You've heard the metaphors before… about the "shoe" fitting and such.
Imagine, if you will, poor Prince Charming. Start the action before the ball: He's feeling pressure to get married. Dad's overweight and old, the old man has gout and diabetes, and time is wasting. Charming needs to get married soon, and have kids soon, so that the line of rulers can continue without wrangling over succession once he gets too old to rule.
He has a vision of the right girl--not a purely physical image, for he needs more than looks if he can make it through years of marriage and still be able to stand her. He also has a fear: what if she doesn't like him back?
So he goes to the ball, his hands sweating from nerves. Most of the women just feel wrong. Some fawn over him, and he knows a month of marriage to any number of these would either give him a big fat head or make him gag. But then the image he hopes for steps into the ballroom. She's maybe a little shorter than he'd imagined, but still pretty. Her hands are graceful, and she looks so out of place and timid. She's perfect.
Two hours of absolute bliss follow. She seems to like him, they dance together, they talk together like old friends, and he somehow finds himself sharing his innermost thoughts with her. But then his world is shattered--at the first stroke of midnight, she starts hyperventilating, grabs her purse off the table next to them, and runs off.
He chases after her, but she's in far better shape, and suddenly she's gone, leaving behind a mere slipper.
And now he's stuck. He knows what his ideal is, but she's gone, and he doesn't have a clue how to find her. So he takes the slipper around, spending weeks searching the whole kingdom to find that perfect person for him. Sure, he meets all sorts of other ladies, some of them quite pretty, some of them who even sort of or almost fit the shoe. But he keeps searching, willing to keep looking because he wants the right person, the perfect fit.
So goes the search for a writer's group. There may be any number of groups in your neighborhood. You might have a next door neighbor who belongs to one. But ANY writers group won't work. They are all different, and a writers group that isn't the right fit won't do you any good.
(BTW, this discussion could represent ANY creative group, whether painting, sewing, drawing, manga lovers, etc. I once joined a sewing group, but I was the only one who was sewing clothing--everyone else was quilting. It was not a fit.)
I realized last night, as I visited a local writers group for the fourth or fifth time, that though it was a great group of people, it wasn't the right fit for me. I could attend every single meeting from here to eternity, but it would be like dating the same person week after week, knowing our relationship would not work in the long run.
What do I want in a writer's group?

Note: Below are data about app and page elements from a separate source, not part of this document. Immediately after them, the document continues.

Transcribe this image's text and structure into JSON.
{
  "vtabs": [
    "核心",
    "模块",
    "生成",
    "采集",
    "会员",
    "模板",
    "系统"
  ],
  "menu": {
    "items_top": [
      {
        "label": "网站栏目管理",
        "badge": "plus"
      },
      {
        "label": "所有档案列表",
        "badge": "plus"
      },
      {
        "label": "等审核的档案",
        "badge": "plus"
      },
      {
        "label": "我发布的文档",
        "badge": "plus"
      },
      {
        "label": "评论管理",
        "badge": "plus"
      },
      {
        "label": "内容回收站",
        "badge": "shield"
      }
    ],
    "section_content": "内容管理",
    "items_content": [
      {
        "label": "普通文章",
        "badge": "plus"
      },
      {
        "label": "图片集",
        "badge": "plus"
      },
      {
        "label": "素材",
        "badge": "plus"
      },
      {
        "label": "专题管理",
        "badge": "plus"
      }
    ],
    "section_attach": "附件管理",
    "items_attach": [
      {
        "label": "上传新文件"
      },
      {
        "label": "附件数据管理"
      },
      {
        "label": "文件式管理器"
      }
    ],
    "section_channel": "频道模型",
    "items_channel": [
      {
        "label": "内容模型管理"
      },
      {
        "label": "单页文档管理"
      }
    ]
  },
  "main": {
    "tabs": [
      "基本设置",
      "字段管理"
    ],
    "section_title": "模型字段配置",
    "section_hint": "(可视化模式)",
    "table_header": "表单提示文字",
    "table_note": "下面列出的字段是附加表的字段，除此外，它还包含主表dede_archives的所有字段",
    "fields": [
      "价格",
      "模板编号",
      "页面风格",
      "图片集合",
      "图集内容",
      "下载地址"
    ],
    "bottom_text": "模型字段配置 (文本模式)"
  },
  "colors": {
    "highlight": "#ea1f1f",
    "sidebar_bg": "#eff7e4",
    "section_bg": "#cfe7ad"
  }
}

I'm pretty picky, so here's my list:
1. I need other serious writers to attend. By serious, I mean that they write all the time, revise what they write, develop their writing beyond short vignettes. I am perfectly happy if they are better writers than I, so long as they are writing. It's kind of like tennis. It's far more fun to play with others who are at or near your skill and commitment level than play with people who are far more or far less skilled. Mismatches are no fun for anybody (except for writers in number 2, below).
2. The writers need to be there for both themselves AND others. Some of the more serious writers are only there as a ego boost, to flaunt their writing in front of other people. These writers take criticism and questions very poorly, and are nearly always silent about other writers' works (unless they open their mouth to say something outright mean). The other writers should be there for feedback, but also be there to help other writers grow. I find that feeling my way through the writings of others makes me better, and I want other members to be just as committed.
3. The group needs to do more than clap. I've been in groups that are only encouraging. And I certainly know that many writers, especially those on the beginning of their writing journey, need encouragement most of all. I don't. I need criticism. I need honesty. I need tough love. If a piece is not good, I need the writer of it to have some clue, and to ask for help. And the others in the group should be honest, without hurting feelings.
4. The group needs to actively encourage further writing. Perhaps it's an assignment for next time. Even better, it's an individual thing--"Now that we've read scenes 1 & 2 of this play, can you bring in scene 3 next time?"--the writers need a reason to come back, some level of continuity. The activity is what matters. I don't need a social group, I need one that inspires me to write more.
5. Writers need to attend consistently. Attendance shows commitment, and it allows writers to bring in novel excerpts, submit plays in chunks, and get feedback on a whole larger work.
Remember, though, these are my stipulations. You may need something completely different. Your slipper might not resemble mine at all. And that is fine. I have only found my perfect kind of group twice, and I would still be attending if these two groups if they weren't thousands of miles away. I have hope, though, that I will find such a group closer to home. I am willing to drive if it means I can find the perfect fit for my slipper.
So I will keep looking, shoe in hand.